I blame my mechanic — the fact that I don’t change my oil often enough, don’t check my tire pressure regularly, and don’t know my carburetor from my glove compartment.
I’m sure you will agree with me that my mechanic is solely to blame for any malfunction of my car. It can’t be that I invest too little in it, or that I take only passing interest in its interests — that is, until it doesn’t motor me to every chosen destination.
We need new accountability standards for mechanics. Assemble the lawmakers.
I’m serious here. Just about as serious as some policy makers are about education.
Those policy makers, and the citizens for whom they posture, blame teachers for all the ills of the schooling machine.

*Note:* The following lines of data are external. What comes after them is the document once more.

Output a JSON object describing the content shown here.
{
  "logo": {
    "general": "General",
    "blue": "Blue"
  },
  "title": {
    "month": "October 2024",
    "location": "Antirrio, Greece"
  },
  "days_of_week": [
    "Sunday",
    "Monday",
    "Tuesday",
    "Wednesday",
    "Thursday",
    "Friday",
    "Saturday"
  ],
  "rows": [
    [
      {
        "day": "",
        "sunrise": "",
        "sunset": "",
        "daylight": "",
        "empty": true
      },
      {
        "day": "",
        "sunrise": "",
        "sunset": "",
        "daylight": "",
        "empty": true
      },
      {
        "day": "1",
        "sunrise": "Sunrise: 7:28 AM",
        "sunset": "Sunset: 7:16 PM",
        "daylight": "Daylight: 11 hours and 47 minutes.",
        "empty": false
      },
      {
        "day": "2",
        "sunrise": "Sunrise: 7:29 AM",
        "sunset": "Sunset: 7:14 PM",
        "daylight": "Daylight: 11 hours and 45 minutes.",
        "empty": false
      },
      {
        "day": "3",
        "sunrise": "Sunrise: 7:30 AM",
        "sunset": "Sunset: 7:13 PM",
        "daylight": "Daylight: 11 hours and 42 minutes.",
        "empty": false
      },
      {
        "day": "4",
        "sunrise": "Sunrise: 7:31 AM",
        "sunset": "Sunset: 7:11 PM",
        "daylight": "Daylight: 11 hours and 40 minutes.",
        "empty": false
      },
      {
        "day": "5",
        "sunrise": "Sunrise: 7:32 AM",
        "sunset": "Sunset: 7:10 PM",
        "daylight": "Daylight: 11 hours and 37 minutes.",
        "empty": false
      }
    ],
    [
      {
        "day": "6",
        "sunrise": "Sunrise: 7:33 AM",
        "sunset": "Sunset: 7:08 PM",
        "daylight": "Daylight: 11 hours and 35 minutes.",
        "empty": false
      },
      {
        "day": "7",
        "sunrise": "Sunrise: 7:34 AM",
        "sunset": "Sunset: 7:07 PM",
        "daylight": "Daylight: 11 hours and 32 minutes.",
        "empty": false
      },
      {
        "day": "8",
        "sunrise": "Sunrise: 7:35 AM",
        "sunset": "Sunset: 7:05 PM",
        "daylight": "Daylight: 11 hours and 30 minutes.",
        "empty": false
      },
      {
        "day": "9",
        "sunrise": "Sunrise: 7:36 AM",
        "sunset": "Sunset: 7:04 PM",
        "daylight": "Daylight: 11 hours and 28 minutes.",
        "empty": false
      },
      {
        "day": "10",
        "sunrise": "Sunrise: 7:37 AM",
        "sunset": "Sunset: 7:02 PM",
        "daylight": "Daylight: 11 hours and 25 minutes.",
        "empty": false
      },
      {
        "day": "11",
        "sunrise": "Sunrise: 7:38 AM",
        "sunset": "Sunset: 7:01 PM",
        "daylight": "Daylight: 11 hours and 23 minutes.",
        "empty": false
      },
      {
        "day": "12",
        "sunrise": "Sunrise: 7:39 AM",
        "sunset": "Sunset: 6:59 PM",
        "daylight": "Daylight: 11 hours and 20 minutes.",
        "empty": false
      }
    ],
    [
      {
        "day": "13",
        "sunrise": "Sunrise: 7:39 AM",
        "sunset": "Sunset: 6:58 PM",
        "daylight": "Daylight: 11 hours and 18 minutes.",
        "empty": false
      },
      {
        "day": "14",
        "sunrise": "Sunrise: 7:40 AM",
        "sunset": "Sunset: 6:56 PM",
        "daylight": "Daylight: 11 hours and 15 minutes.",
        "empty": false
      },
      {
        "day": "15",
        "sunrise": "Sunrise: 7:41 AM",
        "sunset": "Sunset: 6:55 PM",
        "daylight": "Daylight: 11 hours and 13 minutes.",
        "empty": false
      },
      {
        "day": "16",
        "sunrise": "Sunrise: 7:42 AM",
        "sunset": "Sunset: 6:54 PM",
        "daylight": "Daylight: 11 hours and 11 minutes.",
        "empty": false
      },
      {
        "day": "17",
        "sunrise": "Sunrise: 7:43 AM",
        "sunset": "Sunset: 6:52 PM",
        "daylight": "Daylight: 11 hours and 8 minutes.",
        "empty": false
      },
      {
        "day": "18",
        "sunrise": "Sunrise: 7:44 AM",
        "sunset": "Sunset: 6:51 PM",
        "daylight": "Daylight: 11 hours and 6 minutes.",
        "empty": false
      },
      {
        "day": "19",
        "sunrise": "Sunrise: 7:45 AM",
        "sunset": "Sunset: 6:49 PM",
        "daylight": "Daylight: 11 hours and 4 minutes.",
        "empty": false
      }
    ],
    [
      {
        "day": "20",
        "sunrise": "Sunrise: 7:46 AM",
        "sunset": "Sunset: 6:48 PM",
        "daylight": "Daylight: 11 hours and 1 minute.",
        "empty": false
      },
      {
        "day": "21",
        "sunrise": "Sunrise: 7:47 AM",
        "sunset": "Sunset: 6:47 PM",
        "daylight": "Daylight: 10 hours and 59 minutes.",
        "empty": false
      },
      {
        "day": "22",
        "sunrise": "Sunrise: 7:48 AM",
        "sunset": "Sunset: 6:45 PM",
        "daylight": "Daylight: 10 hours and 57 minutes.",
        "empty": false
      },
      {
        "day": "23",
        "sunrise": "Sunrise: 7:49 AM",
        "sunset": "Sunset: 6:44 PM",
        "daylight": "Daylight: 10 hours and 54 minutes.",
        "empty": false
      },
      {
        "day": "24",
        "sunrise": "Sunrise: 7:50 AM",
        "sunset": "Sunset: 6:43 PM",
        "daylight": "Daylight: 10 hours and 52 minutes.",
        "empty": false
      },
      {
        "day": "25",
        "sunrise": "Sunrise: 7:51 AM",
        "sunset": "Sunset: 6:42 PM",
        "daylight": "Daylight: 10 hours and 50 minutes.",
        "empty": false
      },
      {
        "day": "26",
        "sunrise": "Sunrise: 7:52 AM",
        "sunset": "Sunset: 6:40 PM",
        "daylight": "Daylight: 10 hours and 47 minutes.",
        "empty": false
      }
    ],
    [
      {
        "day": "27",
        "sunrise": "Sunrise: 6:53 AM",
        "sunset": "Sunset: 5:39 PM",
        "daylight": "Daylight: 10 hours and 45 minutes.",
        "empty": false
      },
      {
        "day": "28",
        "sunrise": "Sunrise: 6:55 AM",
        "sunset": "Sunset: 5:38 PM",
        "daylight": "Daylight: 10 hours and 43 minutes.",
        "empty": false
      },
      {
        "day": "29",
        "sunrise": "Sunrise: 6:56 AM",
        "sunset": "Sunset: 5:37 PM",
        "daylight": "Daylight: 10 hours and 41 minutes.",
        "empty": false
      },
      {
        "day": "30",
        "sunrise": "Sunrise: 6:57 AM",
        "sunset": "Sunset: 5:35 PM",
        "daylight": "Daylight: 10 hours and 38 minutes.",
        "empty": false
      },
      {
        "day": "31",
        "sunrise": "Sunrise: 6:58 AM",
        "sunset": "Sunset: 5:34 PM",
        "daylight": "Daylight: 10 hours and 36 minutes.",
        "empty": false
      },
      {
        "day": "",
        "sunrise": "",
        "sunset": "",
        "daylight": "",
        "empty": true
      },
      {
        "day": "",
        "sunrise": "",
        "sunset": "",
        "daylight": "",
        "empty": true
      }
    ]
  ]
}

It couldn’t be any outside influences that affect learning — not the inattention of parents, not whatever roiling events outside school walls might make it difficult to learn, not too-crowded classes, not administrators and policy makers who don’t really get what teachers do.
Something very detrimental to learning has been happening under the guise of education reform for nearly two decades. Americans have been convinced that standardization is education. They have been convinced that the way to “excellence” is to treat children’s minds like one treats tomatoes during canning season.
In the process, too many Americans have swallowed the propaganda that those who don’t buy the standard (King James?) version of school accountability employed by state after state don’t support excellence.
In Florida a pitched battle rages over one more quest to reduce education to tomato paste on the butcher block of standardization. Reformers seek to pin teacher pay increases to test scores. The bill would require school districts to set aside 5 percent of their entire budgets starting in 2011 for “performance” pay increases. If they have any leftover money, they could use it to develop new tests, like end-of-course exams. Otherwise, they would have to give it back to the state.
The bill also would essentially rewrite the rules for teacher contracts. And in telling districts how they can pay teachers, it would wipe out considerations like advanced degrees and experience.
The most offensive thing about this is that it’s not really about education. It’s about a political vendetta. The party of Bush and Cheney and Limbaugh and O’Reilly has had it out for “teachers’ unions” from the day some marginally educated focus group said the term was disparaging enough to be gold.
So, we have people stepping up saying they know how to “fix” education. Even if they confuse teaching with conveyor-belt work. Even if they consider Sarah Palin learned.
Ah, standardization. I once heard a person say, seriously, that if only schools would be like the Army, our problems would be solved. You see, all enlistees have to learn how to assemble a rifle. Have to. And will.
But, then, education isn’t training. Education is a higher quest. Or, so we once assumed. Unfortunately, our political system has instituted a concept of schooling that casts students across a sea of bubble-in questions.
You say teachers oppose assessment? That’s the most ridiculous claim of all. I have a book that has 450 pages of really great assessments — classroom exercises that show if students are using critical thinking skills. It has activities which can make school fascinating and truly challenging. No one craves assessments — quality, diagnostic assessments — more than a teacher, or at least the vast majority of true classroom professionals.
The same goes for most mechanics. But I’m holding mine accountable for my inattention. If my oil pan ends up empty, heads will roll down at the shop.
John Young writes for Cox Newspapers. E-mail: email@example.com.